Return each line of the data below that contains the string "JSON".

##### Provided records

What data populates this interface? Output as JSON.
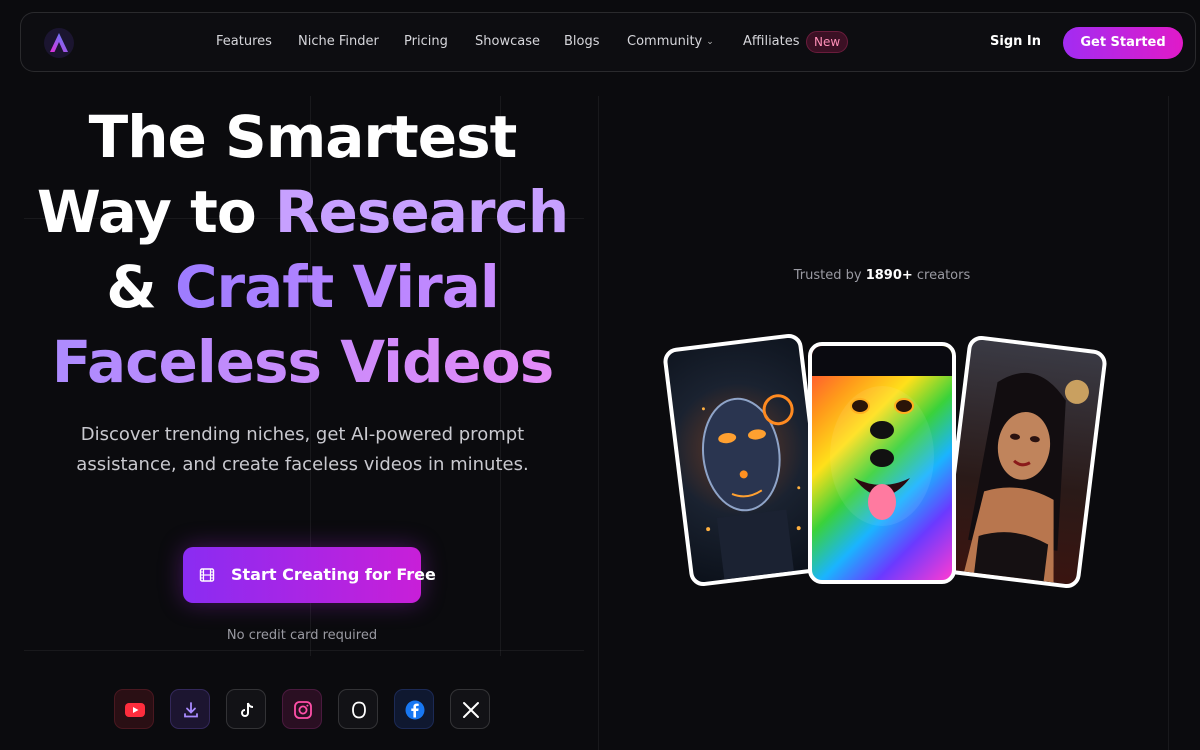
{
  "nav": {
    "logo_icon": "logo-icon",
    "links": [
      "Features",
      "Niche Finder",
      "Pricing",
      "Showcase",
      "Blogs",
      "Community",
      "Affiliates"
    ],
    "new_badge": "New",
    "sign_in": "Sign In",
    "get_started": "Get Started"
  },
  "hero": {
    "title_line1": "The Smartest",
    "title_line2a": "Way to ",
    "title_line2b": "Research",
    "title_line3a": "& ",
    "title_line3b": "Craft Viral",
    "title_line4": "Faceless Videos",
    "subtitle": "Discover trending niches, get AI-powered prompt assistance, and create faceless videos in minutes.",
    "cta_label": "Start Creating for Free",
    "cta_icon": "film-icon",
    "no_credit": "No credit card required"
  },
  "socials": [
    "youtube-icon",
    "download-icon",
    "tiktok-icon",
    "instagram-icon",
    "threads-icon",
    "facebook-icon",
    "x-icon"
  ],
  "trusted": {
    "prefix": "Trusted by",
    "count": "1890+",
    "suffix": "creators"
  },
  "showcase_cards": [
    "robot-face-image",
    "rainbow-dog-image",
    "gothic-woman-image"
  ],
  "colors": {
    "background": "#0b0b0e",
    "accent_start": "#8a2cf2",
    "accent_end": "#e01ac8",
    "gradient_text": "#c7a0ff"
  }
}
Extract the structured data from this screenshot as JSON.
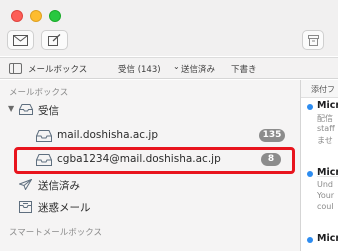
{
  "toolbar": {
    "traffic_colors": [
      "#fd5e57",
      "#febc2e",
      "#28c840"
    ],
    "buttons": [
      "get-mail",
      "compose",
      "archive"
    ]
  },
  "favorites_bar": {
    "mailboxes": "メールボックス",
    "inbox": "受信 (143)",
    "sent": "送信済み",
    "drafts": "下書き"
  },
  "sidebar": {
    "section_mailboxes": "メールボックス",
    "inbox_label": "受信",
    "accounts": [
      {
        "label": "mail.doshisha.ac.jp",
        "count": "135"
      },
      {
        "label": "cgba1234@mail.doshisha.ac.jp",
        "count": "8"
      }
    ],
    "sent_label": "送信済み",
    "junk_label": "迷惑メール",
    "section_smart": "スマートメールボックス"
  },
  "message_list": {
    "header": "添付フ",
    "items": [
      {
        "from": "Micr",
        "lines": [
          "配信",
          "staff",
          "ませ"
        ]
      },
      {
        "from": "Micr",
        "lines": [
          "Und",
          "Your",
          "coul"
        ]
      },
      {
        "from": "Micr",
        "lines": []
      }
    ]
  },
  "highlight_color": "#e8141d"
}
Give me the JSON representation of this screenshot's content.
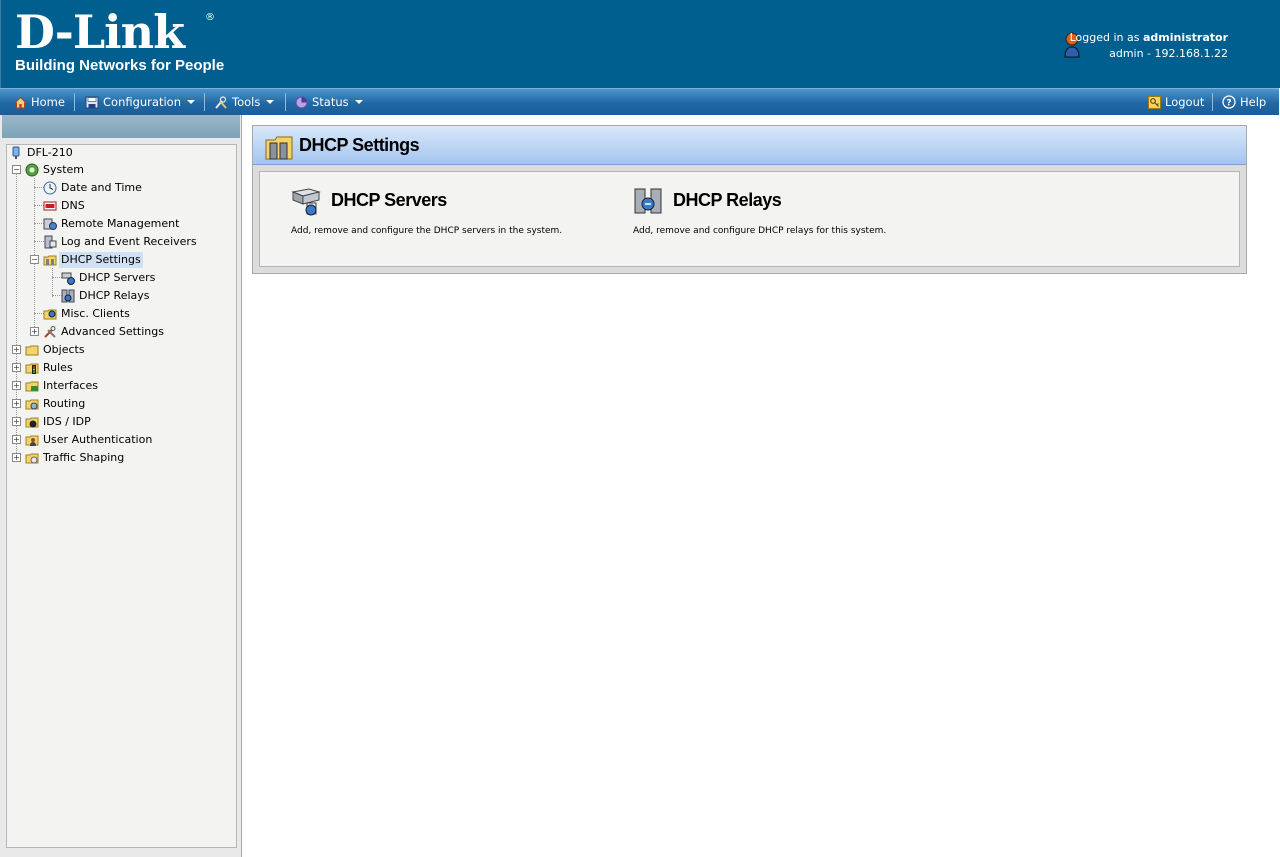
{
  "header": {
    "logo_main": "D-Link",
    "logo_reg": "®",
    "logo_tagline": "Building Networks for People",
    "logged_in_prefix": "Logged in as ",
    "logged_in_user": "administrator",
    "session": "admin - 192.168.1.22"
  },
  "menu": {
    "home": "Home",
    "configuration": "Configuration",
    "tools": "Tools",
    "status": "Status",
    "logout": "Logout",
    "help": "Help"
  },
  "tree": {
    "root": "DFL-210",
    "system": "System",
    "date_time": "Date and Time",
    "dns": "DNS",
    "remote_mgmt": "Remote Management",
    "log_receivers": "Log and Event Receivers",
    "dhcp_settings": "DHCP Settings",
    "dhcp_servers": "DHCP Servers",
    "dhcp_relays": "DHCP Relays",
    "misc_clients": "Misc. Clients",
    "advanced": "Advanced Settings",
    "objects": "Objects",
    "rules": "Rules",
    "interfaces": "Interfaces",
    "routing": "Routing",
    "ids_idp": "IDS / IDP",
    "user_auth": "User Authentication",
    "traffic_shaping": "Traffic Shaping"
  },
  "main": {
    "title": "DHCP Settings",
    "cards": [
      {
        "title": "DHCP Servers",
        "desc": "Add, remove and configure the DHCP servers in the system."
      },
      {
        "title": "DHCP Relays",
        "desc": "Add, remove and configure DHCP relays for this system."
      }
    ]
  },
  "colors": {
    "header_bg": "#005f8e",
    "menubar": "#1f68a5",
    "selection": "#cfe0f3",
    "panel_head": "#a4c5ef"
  }
}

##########

### Solution to the problem
What data populates this interface? Output as JSON.
Extract the structured data from this screenshot as JSON.
Give me the JSON representation of this screenshot's content.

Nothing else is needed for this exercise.